### Task prompt
How many of the lines in the material underneath include the string "Edilen"? State the number only.
···
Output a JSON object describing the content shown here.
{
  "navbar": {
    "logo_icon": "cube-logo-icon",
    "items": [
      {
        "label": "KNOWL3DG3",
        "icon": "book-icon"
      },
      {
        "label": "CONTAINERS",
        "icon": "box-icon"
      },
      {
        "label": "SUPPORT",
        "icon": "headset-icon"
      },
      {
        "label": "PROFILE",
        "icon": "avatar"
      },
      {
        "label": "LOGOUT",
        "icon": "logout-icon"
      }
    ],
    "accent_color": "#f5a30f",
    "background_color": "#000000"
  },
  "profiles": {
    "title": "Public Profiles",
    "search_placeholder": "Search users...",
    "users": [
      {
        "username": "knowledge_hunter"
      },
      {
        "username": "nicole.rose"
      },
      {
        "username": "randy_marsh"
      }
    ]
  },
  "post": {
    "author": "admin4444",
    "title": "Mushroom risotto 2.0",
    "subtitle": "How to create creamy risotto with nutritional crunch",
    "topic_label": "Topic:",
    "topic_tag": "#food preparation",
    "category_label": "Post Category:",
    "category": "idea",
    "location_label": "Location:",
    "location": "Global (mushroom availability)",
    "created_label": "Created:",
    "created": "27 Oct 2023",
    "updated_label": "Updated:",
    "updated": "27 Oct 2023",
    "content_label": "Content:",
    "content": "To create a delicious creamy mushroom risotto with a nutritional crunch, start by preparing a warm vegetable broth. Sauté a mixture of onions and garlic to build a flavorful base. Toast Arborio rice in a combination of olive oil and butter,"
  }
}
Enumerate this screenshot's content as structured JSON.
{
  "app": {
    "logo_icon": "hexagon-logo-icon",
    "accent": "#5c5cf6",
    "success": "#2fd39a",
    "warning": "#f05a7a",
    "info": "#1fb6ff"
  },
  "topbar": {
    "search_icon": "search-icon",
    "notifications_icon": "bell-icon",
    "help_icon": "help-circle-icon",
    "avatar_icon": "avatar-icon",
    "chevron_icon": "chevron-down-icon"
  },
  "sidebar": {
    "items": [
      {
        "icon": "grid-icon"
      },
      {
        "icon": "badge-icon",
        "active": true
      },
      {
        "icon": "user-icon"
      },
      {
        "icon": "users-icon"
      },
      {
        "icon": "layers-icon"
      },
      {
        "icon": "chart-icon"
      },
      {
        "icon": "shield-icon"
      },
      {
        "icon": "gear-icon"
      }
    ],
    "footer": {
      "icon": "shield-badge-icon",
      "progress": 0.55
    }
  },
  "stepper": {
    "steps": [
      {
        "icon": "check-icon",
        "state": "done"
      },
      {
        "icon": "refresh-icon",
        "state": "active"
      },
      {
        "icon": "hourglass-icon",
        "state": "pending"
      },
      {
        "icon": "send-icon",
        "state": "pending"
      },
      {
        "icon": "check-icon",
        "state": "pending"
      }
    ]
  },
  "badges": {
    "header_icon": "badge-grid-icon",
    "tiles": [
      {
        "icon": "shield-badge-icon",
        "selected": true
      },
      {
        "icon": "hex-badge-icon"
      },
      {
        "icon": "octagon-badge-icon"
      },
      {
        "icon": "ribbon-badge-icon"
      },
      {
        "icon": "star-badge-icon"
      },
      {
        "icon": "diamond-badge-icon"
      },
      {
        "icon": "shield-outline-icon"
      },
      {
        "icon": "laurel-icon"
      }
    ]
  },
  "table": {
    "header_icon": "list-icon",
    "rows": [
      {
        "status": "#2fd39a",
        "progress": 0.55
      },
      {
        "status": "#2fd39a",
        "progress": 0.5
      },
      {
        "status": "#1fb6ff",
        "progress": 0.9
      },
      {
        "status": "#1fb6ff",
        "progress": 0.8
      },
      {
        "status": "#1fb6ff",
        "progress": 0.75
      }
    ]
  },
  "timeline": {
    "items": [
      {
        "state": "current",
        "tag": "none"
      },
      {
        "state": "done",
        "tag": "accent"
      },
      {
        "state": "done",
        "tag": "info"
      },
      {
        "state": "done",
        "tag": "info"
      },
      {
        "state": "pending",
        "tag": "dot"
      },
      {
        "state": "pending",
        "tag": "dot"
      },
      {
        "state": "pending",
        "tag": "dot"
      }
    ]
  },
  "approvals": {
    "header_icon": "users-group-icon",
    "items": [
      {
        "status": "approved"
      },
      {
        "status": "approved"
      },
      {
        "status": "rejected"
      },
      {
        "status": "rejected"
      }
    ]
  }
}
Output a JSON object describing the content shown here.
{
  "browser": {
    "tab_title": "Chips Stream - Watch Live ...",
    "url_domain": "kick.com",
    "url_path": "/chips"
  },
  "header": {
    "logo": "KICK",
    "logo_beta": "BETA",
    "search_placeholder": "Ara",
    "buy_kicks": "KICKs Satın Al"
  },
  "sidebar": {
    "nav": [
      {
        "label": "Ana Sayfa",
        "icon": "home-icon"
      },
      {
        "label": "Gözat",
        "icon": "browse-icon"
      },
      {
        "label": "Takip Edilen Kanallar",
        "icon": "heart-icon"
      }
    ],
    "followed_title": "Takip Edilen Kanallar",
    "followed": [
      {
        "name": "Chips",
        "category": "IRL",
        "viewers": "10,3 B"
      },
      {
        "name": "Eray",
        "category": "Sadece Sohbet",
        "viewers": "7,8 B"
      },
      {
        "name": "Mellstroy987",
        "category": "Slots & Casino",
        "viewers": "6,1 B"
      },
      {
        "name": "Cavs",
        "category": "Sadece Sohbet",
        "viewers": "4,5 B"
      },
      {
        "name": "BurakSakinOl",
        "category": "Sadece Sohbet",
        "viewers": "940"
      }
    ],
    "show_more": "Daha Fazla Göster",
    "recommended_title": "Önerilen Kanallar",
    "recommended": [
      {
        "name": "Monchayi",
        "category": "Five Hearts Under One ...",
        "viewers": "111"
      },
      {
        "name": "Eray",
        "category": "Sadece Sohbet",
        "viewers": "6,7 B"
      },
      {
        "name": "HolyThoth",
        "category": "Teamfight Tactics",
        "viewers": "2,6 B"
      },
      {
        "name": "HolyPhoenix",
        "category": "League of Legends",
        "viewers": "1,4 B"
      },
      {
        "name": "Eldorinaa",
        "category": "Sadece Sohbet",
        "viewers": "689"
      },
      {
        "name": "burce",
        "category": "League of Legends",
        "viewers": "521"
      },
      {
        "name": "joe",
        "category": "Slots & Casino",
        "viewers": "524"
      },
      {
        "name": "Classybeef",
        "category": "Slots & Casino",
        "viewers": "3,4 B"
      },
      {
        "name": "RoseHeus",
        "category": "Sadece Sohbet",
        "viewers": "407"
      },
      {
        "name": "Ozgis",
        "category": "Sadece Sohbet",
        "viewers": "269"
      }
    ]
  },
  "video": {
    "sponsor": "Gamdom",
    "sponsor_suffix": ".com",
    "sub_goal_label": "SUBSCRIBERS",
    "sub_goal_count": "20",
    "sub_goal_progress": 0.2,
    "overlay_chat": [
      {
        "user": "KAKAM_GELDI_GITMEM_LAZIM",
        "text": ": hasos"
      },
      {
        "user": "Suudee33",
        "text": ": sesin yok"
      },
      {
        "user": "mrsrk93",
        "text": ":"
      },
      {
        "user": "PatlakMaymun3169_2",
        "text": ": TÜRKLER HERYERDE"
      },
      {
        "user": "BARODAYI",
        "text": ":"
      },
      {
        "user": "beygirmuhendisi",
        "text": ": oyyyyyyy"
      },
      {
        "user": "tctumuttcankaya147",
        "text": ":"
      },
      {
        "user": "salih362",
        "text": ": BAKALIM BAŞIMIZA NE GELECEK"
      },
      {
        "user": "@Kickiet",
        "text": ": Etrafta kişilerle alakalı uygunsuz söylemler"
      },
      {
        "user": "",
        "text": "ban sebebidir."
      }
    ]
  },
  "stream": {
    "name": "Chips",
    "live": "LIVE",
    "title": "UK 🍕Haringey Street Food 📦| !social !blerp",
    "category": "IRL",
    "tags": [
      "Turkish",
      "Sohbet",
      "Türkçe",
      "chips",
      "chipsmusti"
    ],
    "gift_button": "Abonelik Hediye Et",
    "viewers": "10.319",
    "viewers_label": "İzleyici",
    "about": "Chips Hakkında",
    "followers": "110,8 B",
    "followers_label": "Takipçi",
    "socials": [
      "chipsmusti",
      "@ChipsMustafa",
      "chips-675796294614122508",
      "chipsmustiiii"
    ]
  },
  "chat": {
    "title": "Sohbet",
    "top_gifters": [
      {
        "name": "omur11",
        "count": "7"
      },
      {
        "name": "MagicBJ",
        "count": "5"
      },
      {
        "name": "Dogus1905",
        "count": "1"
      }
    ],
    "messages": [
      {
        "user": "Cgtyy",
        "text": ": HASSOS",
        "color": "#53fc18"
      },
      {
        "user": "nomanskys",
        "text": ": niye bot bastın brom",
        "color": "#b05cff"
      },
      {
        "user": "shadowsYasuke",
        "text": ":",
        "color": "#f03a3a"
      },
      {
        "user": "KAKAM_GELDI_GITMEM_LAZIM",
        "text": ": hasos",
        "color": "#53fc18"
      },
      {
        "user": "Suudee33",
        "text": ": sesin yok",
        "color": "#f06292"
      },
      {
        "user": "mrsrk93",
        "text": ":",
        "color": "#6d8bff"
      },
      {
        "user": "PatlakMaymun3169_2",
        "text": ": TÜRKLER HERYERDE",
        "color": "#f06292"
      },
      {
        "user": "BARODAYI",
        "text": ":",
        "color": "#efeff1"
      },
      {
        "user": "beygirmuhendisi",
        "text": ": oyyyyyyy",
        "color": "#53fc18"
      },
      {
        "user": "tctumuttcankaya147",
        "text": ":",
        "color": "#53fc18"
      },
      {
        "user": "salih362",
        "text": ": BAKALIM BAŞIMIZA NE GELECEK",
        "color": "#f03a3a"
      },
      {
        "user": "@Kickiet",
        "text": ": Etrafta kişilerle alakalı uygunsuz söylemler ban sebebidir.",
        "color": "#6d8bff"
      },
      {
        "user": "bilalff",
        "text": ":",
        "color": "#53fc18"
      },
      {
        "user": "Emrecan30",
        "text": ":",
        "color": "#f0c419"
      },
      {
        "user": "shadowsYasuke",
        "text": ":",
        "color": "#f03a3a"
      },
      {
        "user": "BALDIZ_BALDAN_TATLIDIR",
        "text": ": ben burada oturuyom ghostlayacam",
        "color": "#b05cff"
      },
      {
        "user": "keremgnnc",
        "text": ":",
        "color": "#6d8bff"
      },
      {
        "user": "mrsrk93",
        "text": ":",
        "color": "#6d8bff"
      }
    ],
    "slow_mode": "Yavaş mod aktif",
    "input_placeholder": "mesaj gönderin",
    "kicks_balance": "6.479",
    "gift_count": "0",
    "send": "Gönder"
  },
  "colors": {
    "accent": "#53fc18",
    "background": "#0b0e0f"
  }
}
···
### The answer
2